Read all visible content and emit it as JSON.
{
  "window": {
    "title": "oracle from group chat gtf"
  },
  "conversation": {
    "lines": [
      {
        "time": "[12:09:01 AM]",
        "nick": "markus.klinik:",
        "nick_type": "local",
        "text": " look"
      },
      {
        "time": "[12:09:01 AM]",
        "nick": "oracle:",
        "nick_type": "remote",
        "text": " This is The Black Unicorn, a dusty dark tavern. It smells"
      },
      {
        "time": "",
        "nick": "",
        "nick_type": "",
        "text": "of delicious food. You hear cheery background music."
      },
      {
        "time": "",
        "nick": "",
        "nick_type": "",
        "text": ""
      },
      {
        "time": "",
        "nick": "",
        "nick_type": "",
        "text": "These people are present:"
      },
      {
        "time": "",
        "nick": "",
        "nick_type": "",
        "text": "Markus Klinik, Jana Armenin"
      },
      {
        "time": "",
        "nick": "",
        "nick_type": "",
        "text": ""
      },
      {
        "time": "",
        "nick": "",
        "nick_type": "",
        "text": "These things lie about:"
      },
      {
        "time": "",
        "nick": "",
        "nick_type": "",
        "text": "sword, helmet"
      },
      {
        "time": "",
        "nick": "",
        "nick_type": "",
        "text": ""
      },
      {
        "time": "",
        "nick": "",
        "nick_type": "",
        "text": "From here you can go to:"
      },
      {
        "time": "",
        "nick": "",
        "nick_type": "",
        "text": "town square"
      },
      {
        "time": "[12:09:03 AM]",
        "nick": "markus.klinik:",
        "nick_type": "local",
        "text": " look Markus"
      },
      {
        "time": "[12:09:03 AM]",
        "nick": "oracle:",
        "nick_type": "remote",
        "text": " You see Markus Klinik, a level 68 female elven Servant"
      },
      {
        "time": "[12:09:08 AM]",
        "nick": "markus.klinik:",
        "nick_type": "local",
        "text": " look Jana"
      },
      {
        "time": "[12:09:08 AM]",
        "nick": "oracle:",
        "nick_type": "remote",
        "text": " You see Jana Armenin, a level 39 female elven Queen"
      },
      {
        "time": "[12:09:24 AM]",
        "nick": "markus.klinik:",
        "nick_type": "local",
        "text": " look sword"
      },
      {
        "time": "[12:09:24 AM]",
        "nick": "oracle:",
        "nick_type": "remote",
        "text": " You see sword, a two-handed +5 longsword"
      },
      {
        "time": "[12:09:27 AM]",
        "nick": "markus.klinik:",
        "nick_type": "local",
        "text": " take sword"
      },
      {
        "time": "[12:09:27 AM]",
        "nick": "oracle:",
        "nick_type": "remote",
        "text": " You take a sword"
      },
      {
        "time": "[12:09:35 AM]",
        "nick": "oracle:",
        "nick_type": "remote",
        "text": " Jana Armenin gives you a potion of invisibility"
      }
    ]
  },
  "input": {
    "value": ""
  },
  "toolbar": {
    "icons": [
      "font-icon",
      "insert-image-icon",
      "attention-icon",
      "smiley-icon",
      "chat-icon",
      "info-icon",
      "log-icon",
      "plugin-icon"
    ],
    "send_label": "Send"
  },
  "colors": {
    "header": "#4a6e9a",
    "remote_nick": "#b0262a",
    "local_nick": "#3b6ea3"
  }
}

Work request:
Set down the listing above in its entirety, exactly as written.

Result:
Read all visible content and emit it as JSON.
{
  "window": {
    "title": "oracle from group chat gtf"
  },
  "conversation": {
    "lines": [
      {
        "time": "[12:09:01 AM]",
        "nick": "markus.klinik:",
        "nick_type": "local",
        "text": " look"
      },
      {
        "time": "[12:09:01 AM]",
        "nick": "oracle:",
        "nick_type": "remote",
        "text": " This is The Black Unicorn, a dusty dark tavern. It smells"
      },
      {
        "time": "",
        "nick": "",
        "nick_type": "",
        "text": "of delicious food. You hear cheery background music."
      },
      {
        "time": "",
        "nick": "",
        "nick_type": "",
        "text": ""
      },
      {
        "time": "",
        "nick": "",
        "nick_type": "",
        "text": "These people are present:"
      },
      {
        "time": "",
        "nick": "",
        "nick_type": "",
        "text": "Markus Klinik, Jana Armenin"
      },
      {
        "time": "",
        "nick": "",
        "nick_type": "",
        "text": ""
      },
      {
        "time": "",
        "nick": "",
        "nick_type": "",
        "text": "These things lie about:"
      },
      {
        "time": "",
        "nick": "",
        "nick_type": "",
        "text": "sword, helmet"
      },
      {
        "time": "",
        "nick": "",
        "nick_type": "",
        "text": ""
      },
      {
        "time": "",
        "nick": "",
        "nick_type": "",
        "text": "From here you can go to:"
      },
      {
        "time": "",
        "nick": "",
        "nick_type": "",
        "text": "town square"
      },
      {
        "time": "[12:09:03 AM]",
        "nick": "markus.klinik:",
        "nick_type": "local",
        "text": " look Markus"
      },
      {
        "time": "[12:09:03 AM]",
        "nick": "oracle:",
        "nick_type": "remote",
        "text": " You see Markus Klinik, a level 68 female elven Servant"
      },
      {
        "time": "[12:09:08 AM]",
        "nick": "markus.klinik:",
        "nick_type": "local",
        "text": " look Jana"
      },
      {
        "time": "[12:09:08 AM]",
        "nick": "oracle:",
        "nick_type": "remote",
        "text": " You see Jana Armenin, a level 39 female elven Queen"
      },
      {
        "time": "[12:09:24 AM]",
        "nick": "markus.klinik:",
        "nick_type": "local",
        "text": " look sword"
      },
      {
        "time": "[12:09:24 AM]",
        "nick": "oracle:",
        "nick_type": "remote",
        "text": " You see sword, a two-handed +5 longsword"
      },
      {
        "time": "[12:09:27 AM]",
        "nick": "markus.klinik:",
        "nick_type": "local",
        "text": " take sword"
      },
      {
        "time": "[12:09:27 AM]",
        "nick": "oracle:",
        "nick_type": "remote",
        "text": " You take a sword"
      },
      {
        "time": "[12:09:35 AM]",
        "nick": "oracle:",
        "nick_type": "remote",
        "text": " Jana Armenin gives you a potion of invisibility"
      }
    ]
  },
  "input": {
    "value": ""
  },
  "toolbar": {
    "icons": [
      "font-icon",
      "insert-image-icon",
      "attention-icon",
      "smiley-icon",
      "chat-icon",
      "info-icon",
      "log-icon",
      "plugin-icon"
    ],
    "send_label": "Send"
  },
  "colors": {
    "header": "#4a6e9a",
    "remote_nick": "#b0262a",
    "local_nick": "#3b6ea3"
  }
}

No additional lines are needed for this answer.